BMW missed the opportunity to build stronger bonds with consumers by communicating the long-term value of such an offer for customers. Instead, the lack of transparency and explanation resulted in consumers reacting negatively because it looks like BMW is now asking customers to pay a recurring monthly fee for a feature that was otherwise built into the vehicle.
There have been similar negative reactions to GM. Since the beginning of June, customers who purchase a new GMC or Buick must also pay $1,500 for an OnStar and Connected Services Premium Plan that is listed as an option but incorporated into the vehicle as a standard feature that cannot be removed. Similar to BMW, this new connected service puzzles and frustrates consumers, who see it primarily as a way for GM to raise prices by mandating customers pay for an option that isn’t really an option when purchasing the car.
Moving consumers to subscription models will take time and education. Transparency will be essential to help consumers adapt to this shifting landscape that is moving from a single transaction to ongoing micro-transactions. This will require OEMs and tech partners to have a deep understanding of consumer needs and values relative to connected vehicle ecosystems. Automakers also need to establish marketing plans and messaging that focus on clearly communicating the rationale and benefits behind new connected service offerings.
The connected vehicle revolution is ushering in a burgeoning era of digital vehicle personalization, which is akin to the smartphone market today. Consider, for example, when a consumer buys a smartphone. There are only a certain, fixed number of models available for purchase; however, there are hundreds of millions of personalized smartphones in the world because smartphones are designed to make the ease of personalization seamless.
This is the way of the future for connected vehicles—software-defined vehicle functionality and feature subscriptions create a more individualized experience for how people own and use vehicles. It gives consumers the ability to personalize a vehicle beyond the initial build based on the exact functionality a customer wants or doesn’t want at any given moment. Additionally, new features and functionality can continue rolling out via OTA updates to further tailor and improve the user experience as desired in real time. Altogether, this makes for a win-win situation wherein customers are given extreme versatility in how they use and experience vehicles while automakers receive ARR not just from the initial vehicle buyer but from subsequent owners as well.
To stay competitive as the industry continues evolving, automotive players need to:
Consumers today are savvy and well-researched and seek authentic brands that communicate with honesty. They are capable of understanding why a company is making business changes to stay relevant and, above all else, provide greater value to its customers—if the brand in question keeps the value for consumers as its North Star and communicates openly.

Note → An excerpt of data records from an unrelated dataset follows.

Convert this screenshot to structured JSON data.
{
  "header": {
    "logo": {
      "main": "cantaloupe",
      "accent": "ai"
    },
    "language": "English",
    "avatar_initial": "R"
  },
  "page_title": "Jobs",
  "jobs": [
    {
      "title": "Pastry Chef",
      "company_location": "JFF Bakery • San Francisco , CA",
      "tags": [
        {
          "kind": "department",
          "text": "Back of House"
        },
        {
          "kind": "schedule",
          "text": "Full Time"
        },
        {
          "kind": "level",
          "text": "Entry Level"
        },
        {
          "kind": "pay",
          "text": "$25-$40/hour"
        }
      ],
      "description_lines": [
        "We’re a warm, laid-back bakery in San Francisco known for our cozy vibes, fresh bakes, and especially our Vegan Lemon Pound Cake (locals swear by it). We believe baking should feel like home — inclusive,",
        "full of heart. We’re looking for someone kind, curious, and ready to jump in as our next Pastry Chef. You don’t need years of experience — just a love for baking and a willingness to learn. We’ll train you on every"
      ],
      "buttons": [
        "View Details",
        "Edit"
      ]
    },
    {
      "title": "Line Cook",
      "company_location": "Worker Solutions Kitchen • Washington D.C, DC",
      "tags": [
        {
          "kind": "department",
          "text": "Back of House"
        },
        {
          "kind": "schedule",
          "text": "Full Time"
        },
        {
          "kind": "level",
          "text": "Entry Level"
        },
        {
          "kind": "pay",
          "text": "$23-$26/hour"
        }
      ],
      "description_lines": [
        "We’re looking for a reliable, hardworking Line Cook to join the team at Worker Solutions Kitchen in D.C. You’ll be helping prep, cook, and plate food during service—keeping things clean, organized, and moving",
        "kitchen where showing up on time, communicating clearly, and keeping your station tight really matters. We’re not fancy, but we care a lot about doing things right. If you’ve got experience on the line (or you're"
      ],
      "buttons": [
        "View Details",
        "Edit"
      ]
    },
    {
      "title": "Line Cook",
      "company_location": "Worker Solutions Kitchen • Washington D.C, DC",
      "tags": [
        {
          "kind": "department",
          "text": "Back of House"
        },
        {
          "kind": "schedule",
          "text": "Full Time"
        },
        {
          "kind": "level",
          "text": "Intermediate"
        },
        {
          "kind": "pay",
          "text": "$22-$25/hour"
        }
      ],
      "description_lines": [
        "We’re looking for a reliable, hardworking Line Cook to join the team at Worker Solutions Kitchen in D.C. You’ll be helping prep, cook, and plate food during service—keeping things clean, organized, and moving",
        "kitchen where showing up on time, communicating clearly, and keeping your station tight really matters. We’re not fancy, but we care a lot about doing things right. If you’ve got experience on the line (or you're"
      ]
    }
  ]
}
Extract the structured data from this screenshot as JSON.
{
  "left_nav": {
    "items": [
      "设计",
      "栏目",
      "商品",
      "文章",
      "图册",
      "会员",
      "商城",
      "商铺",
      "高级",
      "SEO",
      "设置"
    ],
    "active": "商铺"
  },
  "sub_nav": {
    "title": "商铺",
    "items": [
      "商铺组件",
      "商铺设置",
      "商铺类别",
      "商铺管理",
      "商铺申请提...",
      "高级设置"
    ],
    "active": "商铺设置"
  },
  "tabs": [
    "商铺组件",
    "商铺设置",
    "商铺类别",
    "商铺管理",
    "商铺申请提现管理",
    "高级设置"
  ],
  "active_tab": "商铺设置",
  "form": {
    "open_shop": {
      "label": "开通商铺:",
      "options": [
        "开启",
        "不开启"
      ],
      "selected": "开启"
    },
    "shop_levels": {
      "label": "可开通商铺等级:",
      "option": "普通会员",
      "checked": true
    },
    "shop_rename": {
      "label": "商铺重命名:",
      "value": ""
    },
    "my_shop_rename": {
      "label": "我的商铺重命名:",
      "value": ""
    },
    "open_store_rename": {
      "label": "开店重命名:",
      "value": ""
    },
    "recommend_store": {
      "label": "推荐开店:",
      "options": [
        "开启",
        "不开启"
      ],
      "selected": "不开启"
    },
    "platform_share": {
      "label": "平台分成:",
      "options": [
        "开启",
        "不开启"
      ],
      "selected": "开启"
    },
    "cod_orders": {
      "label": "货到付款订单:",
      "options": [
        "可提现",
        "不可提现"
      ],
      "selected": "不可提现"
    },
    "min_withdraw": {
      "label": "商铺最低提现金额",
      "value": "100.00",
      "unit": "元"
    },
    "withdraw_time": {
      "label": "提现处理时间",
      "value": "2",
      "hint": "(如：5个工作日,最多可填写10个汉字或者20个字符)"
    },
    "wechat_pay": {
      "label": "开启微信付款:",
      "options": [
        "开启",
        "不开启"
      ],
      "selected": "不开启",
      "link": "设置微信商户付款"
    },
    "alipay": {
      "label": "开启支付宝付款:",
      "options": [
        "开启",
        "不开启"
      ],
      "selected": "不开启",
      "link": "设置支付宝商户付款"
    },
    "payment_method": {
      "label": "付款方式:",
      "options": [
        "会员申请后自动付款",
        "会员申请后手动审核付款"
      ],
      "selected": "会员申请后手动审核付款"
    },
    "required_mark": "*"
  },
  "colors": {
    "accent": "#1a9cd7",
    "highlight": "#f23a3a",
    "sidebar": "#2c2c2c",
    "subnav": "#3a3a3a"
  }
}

If you need help identifying what types of connected vehicle services consumers would value, optimizing your product innovation strategy or evaluating your communication plan, our Automotive & Mobility team can help. Click the button below to send us a note today.